Good Search Engines, Bad Search Engines? A Comparative Content Analysis on the Diversity and Relevance of Search Results

Search engines have a key position in the Internet: As an information intermediary and one of the main access routes to Internet content, they decide what is findable for the users. This entails the risk that individual information selection is based on the algorithm-based selection process of the search engine rather than on active decisions of the users. A potential danger in this regard is Google, which holds almost a monopoly position with a market share of over 90 percent of all search queries in Germany.

In addition to classic service information (e.g., opening hours or help with everyday problems), search engines have become an increasingly important political information source, particularly in the younger age group. Topics that are currently being discussed in the mass media are often queried via search engines. In this respect, the function of search engines – even though they do not produce content themselves – has now become comparable to that of journalism. In contrast to journalism, however, the companies running the search engines are purely profit-oriented and not obliged to public value (e.g., by providing diverse and relevant content) so far. The demand to make normative demands to search engines is gradually becoming part of media policy considerations. For example, the Bund-Länder Commission on Media Convergence, which was set up in 2015, emphasizes the role of search engines for opinion diversity and makes their regulation one their main topics.

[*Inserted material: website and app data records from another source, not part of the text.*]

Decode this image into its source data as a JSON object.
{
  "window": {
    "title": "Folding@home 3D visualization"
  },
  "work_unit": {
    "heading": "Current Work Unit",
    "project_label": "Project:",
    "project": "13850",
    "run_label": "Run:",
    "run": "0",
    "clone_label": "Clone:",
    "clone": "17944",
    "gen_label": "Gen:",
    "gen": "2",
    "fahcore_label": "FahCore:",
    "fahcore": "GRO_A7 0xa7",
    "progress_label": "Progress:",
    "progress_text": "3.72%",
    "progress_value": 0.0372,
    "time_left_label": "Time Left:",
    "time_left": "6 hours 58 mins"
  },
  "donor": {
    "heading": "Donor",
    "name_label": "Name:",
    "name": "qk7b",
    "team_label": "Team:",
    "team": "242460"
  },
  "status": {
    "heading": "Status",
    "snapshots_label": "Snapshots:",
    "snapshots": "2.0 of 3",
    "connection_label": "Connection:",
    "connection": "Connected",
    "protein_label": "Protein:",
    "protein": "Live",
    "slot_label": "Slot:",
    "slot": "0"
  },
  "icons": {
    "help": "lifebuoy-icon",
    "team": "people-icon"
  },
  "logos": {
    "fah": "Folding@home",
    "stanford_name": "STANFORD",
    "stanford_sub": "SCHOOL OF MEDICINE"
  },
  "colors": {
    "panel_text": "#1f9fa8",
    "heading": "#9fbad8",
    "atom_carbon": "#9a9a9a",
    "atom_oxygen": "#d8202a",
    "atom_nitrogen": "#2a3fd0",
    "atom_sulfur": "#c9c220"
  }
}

However, empirical studies on the actual performance of search engines are extremely scarce so far. By means of a quantitative content analysis, this study examines how well the search results of five search engines (Google, Bing, Ask, Ixquick and DuckDuckGo) correspond to two normative criteria: Diversity (information and opinion diversity) and social relevance. Both criteria are considered central prerequisites of a well-informed citizenry in studies on journalistic quality. On the basis of hit lists on ten current, controversial political topics, it is examined to what extent the search engines provide the conditions for the citizens’ well-informed political decision-making.


Melanie Magin (NTNU, Trondheim, Norway)
Miriam Steiner (JGU Mainz, Germany)
Birgit Stark (JGU Mainz, Germany)


Research Unit Media Convergence of JGU Mainz

Project Duration